Lawmakers from both sides of the aisle on Sunday warned President Trump to use caution before tweeting about the ongoing investigation into contacts between his campaign and Russia.
Sen. Lindsey Graham told CBS’ “Face the Nation” that the president could be wading into “peril” by tweeting on the Russia probe.
“I would just say this with the president: There’s an ongoing criminal investigation. You tweet and comment regarding ongoing criminal investigations at your own peril,” he said.
Trump has long maintained that his use of social media gives him the opportunity to bypass the media and speak directly to the country. He credits Twitter for -- at least in part -- helping him defeat Hillary Clinton.
Trump is focusing renewed attacks on the FBI, and on the investigation by special counsel Robert Mueller, two days after his former national security adviser Michael Flynn agreed to cooperate with the probe as part of a plea agreement.
But recent posts have raised eyebrows, namely the tweet that claimed that he never asked then-FBI Director James Comey to stop investigating Flynn. A position that Reuters pointed out is at odds with Comey’s account.
Trump tweeted Saturday that he fired Flynn “because he lied to the Vice President (Mike Pence) and the FBI.”
The timing of when Trump learned of Flynn lying to the FBI is important in the investigation. Legal experts told Reuters that if Trump called off Comey’s investigation after learning about Flynn's action, it could support an obstruction of justice charge for Trump.
John Dowd, Trump’s attorney, told Reuters that the first time Trump learned that Flynn lied to the FBI was when Flynn was charged.
Dowd said he crafted wording in the tweet and it was botched. Dowd said it was the first and last time he would craft a tweet for Trump and said “sorry” for misleading people.
“The mistake was I should have put the lying to the FBI in a separate line referencing his plea,” he told Reuters. “Instead, I put it together and it made all you guys go crazy.

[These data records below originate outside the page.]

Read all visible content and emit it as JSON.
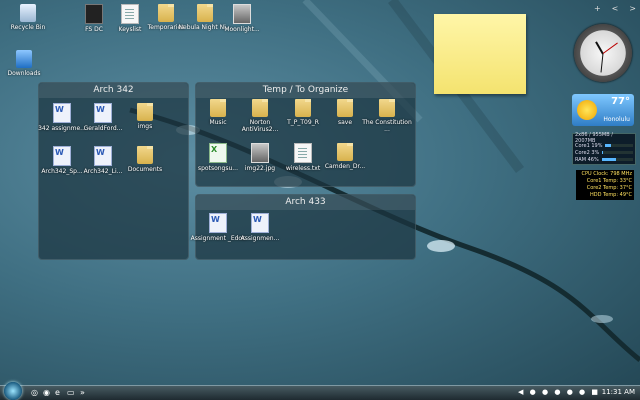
{
  "desktop": {
    "icons": [
      {
        "name": "recycle-bin",
        "label": "Recycle Bin",
        "type": "recycle"
      },
      {
        "name": "downloads",
        "label": "Downloads",
        "type": "download"
      },
      {
        "name": "fs-dc",
        "label": "FS DC",
        "type": "dark"
      },
      {
        "name": "keyslist",
        "label": "Keyslist",
        "type": "doc"
      },
      {
        "name": "temporary",
        "label": "Temporaries",
        "type": "folder"
      },
      {
        "name": "nightlight",
        "label": "Nebula Night Ni...",
        "type": "folder"
      },
      {
        "name": "moonlight",
        "label": "Moonlight...",
        "type": "image"
      }
    ]
  },
  "fences": {
    "arch342": {
      "title": "Arch 342",
      "items": [
        {
          "label": "342 assignme...",
          "type": "word"
        },
        {
          "label": "GeraldFord...",
          "type": "word"
        },
        {
          "label": "imgs",
          "type": "folder"
        },
        {
          "label": "Arch342_Sp...",
          "type": "word"
        },
        {
          "label": "Arch342_Li...",
          "type": "word"
        },
        {
          "label": "Documents",
          "type": "folder"
        }
      ]
    },
    "temp": {
      "title": "Temp / To Organize",
      "items": [
        {
          "label": "Music",
          "type": "folder"
        },
        {
          "label": "Norton AntiVirus2...",
          "type": "folder"
        },
        {
          "label": "T_P_T09_R",
          "type": "folder"
        },
        {
          "label": "save",
          "type": "folder"
        },
        {
          "label": "The Constitution ...",
          "type": "folder"
        },
        {
          "label": "spotsongsu...",
          "type": "excel"
        },
        {
          "label": "img22.jpg",
          "type": "image"
        },
        {
          "label": "wireless.txt",
          "type": "doc"
        },
        {
          "label": "Camden_Dr...",
          "type": "folder"
        }
      ]
    },
    "arch433": {
      "title": "Arch 433",
      "items": [
        {
          "label": "Assignment _Edoc",
          "type": "word"
        },
        {
          "label": "Assignmen...",
          "type": "word"
        }
      ]
    }
  },
  "gadgets": {
    "sidebar_controls": [
      "+",
      "<",
      ">"
    ],
    "weather": {
      "temp": "77°",
      "city": "Honolulu"
    },
    "cpu": {
      "header": "2x86 / 955MB / 2007MB",
      "rows": [
        {
          "label": "Core1",
          "value": "19%",
          "pct": 0.19
        },
        {
          "label": "Core2",
          "value": "3%",
          "pct": 0.03
        },
        {
          "label": "RAM",
          "value": "46%",
          "pct": 0.46
        }
      ]
    },
    "temps": [
      "CPU Clock: 798 MHz",
      "Core1 Temp: 33°C",
      "Core2 Temp: 37°C",
      "HDD Temp: 49°C"
    ]
  },
  "taskbar": {
    "quick_launch": [
      "»"
    ],
    "tray_icons": [
      "◀",
      "●",
      "●",
      "●",
      "●",
      "●",
      "■"
    ],
    "time": "11:31 AM"
  },
  "colors": {
    "accent": "#4f86a0",
    "note": "#f8e97f",
    "taskbar": "#1e2a30"
  }
}
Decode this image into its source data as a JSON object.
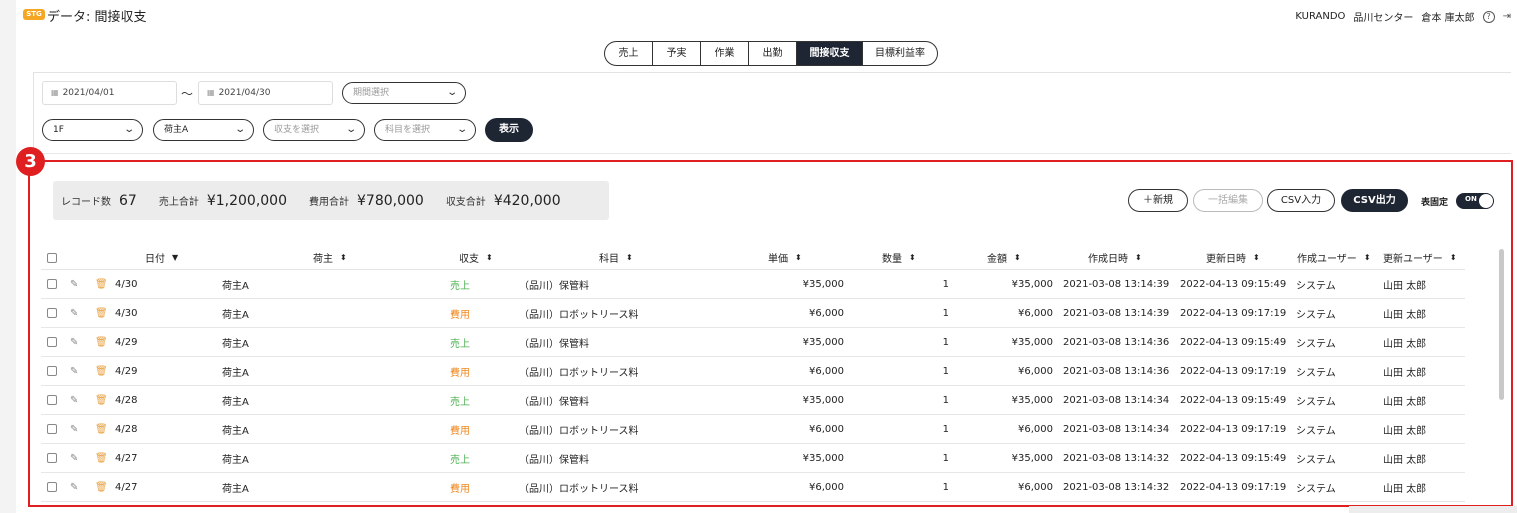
{
  "header": {
    "badge": "STG",
    "title": "データ: 間接収支",
    "company": "KURANDO",
    "center": "品川センター",
    "user": "倉本 庫太郎",
    "help_icon": "?",
    "logout_icon": "⇥"
  },
  "tabs": [
    {
      "label": "売上",
      "active": false
    },
    {
      "label": "予実",
      "active": false
    },
    {
      "label": "作業",
      "active": false
    },
    {
      "label": "出勤",
      "active": false
    },
    {
      "label": "間接収支",
      "active": true
    },
    {
      "label": "目標利益率",
      "active": false
    }
  ],
  "filters": {
    "date_from": "2021/04/01",
    "tilde": "〜",
    "date_to": "2021/04/30",
    "period_placeholder": "期間選択",
    "floor": "1F",
    "shipper": "荷主A",
    "income_placeholder": "収支を選択",
    "account_placeholder": "科目を選択",
    "show_label": "表示"
  },
  "callout_number": "3",
  "summary": {
    "records_label": "レコード数",
    "records_value": "67",
    "sales_label": "売上合計",
    "sales_value": "¥1,200,000",
    "cost_label": "費用合計",
    "cost_value": "¥780,000",
    "balance_label": "収支合計",
    "balance_value": "¥420,000"
  },
  "actions": {
    "new_label": "＋新規",
    "bulk_edit_label": "一括編集",
    "csv_import_label": "CSV入力",
    "csv_export_label": "CSV出力",
    "fixed_header_label": "表固定",
    "toggle_label": "ON"
  },
  "colors": {
    "dark": "#1f2633",
    "sales": "#4caf50",
    "cost": "#f08a24",
    "highlight": "#e02020",
    "stg_badge": "#f5a623"
  },
  "table": {
    "columns": {
      "date": "日付",
      "shipper": "荷主",
      "type": "収支",
      "account": "科目",
      "unit_price": "単価",
      "qty": "数量",
      "amount": "金額",
      "created_at": "作成日時",
      "updated_at": "更新日時",
      "created_by": "作成ユーザー",
      "updated_by": "更新ユーザー"
    },
    "rows": [
      {
        "date": "4/30",
        "shipper": "荷主A",
        "type": "売上",
        "kind": "sales",
        "account": "（品川）保管料",
        "unit_price": "¥35,000",
        "qty": "1",
        "amount": "¥35,000",
        "created_at": "2021-03-08 13:14:39",
        "updated_at": "2022-04-13 09:15:49",
        "created_by": "システム",
        "updated_by": "山田 太郎"
      },
      {
        "date": "4/30",
        "shipper": "荷主A",
        "type": "費用",
        "kind": "cost",
        "account": "（品川）ロボットリース料",
        "unit_price": "¥6,000",
        "qty": "1",
        "amount": "¥6,000",
        "created_at": "2021-03-08 13:14:39",
        "updated_at": "2022-04-13 09:17:19",
        "created_by": "システム",
        "updated_by": "山田 太郎"
      },
      {
        "date": "4/29",
        "shipper": "荷主A",
        "type": "売上",
        "kind": "sales",
        "account": "（品川）保管料",
        "unit_price": "¥35,000",
        "qty": "1",
        "amount": "¥35,000",
        "created_at": "2021-03-08 13:14:36",
        "updated_at": "2022-04-13 09:15:49",
        "created_by": "システム",
        "updated_by": "山田 太郎"
      },
      {
        "date": "4/29",
        "shipper": "荷主A",
        "type": "費用",
        "kind": "cost",
        "account": "（品川）ロボットリース料",
        "unit_price": "¥6,000",
        "qty": "1",
        "amount": "¥6,000",
        "created_at": "2021-03-08 13:14:36",
        "updated_at": "2022-04-13 09:17:19",
        "created_by": "システム",
        "updated_by": "山田 太郎"
      },
      {
        "date": "4/28",
        "shipper": "荷主A",
        "type": "売上",
        "kind": "sales",
        "account": "（品川）保管料",
        "unit_price": "¥35,000",
        "qty": "1",
        "amount": "¥35,000",
        "created_at": "2021-03-08 13:14:34",
        "updated_at": "2022-04-13 09:15:49",
        "created_by": "システム",
        "updated_by": "山田 太郎"
      },
      {
        "date": "4/28",
        "shipper": "荷主A",
        "type": "費用",
        "kind": "cost",
        "account": "（品川）ロボットリース料",
        "unit_price": "¥6,000",
        "qty": "1",
        "amount": "¥6,000",
        "created_at": "2021-03-08 13:14:34",
        "updated_at": "2022-04-13 09:17:19",
        "created_by": "システム",
        "updated_by": "山田 太郎"
      },
      {
        "date": "4/27",
        "shipper": "荷主A",
        "type": "売上",
        "kind": "sales",
        "account": "（品川）保管料",
        "unit_price": "¥35,000",
        "qty": "1",
        "amount": "¥35,000",
        "created_at": "2021-03-08 13:14:32",
        "updated_at": "2022-04-13 09:15:49",
        "created_by": "システム",
        "updated_by": "山田 太郎"
      },
      {
        "date": "4/27",
        "shipper": "荷主A",
        "type": "費用",
        "kind": "cost",
        "account": "（品川）ロボットリース料",
        "unit_price": "¥6,000",
        "qty": "1",
        "amount": "¥6,000",
        "created_at": "2021-03-08 13:14:32",
        "updated_at": "2022-04-13 09:17:19",
        "created_by": "システム",
        "updated_by": "山田 太郎"
      }
    ]
  }
}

A tweet is shorthand.”
Sen. Dianne Feinstein, D-Calif., the top Democrat on the Senate Judiciary Committee, told NBC’s “Meet the Press” that evidence is coming partly from "the continual tweets" from the White House.
Feinstein said she believes Trump's firing of Comey came "directly because he did not agree to lift the cloud of the Russia investigation." She said, "That's obstruction of justice."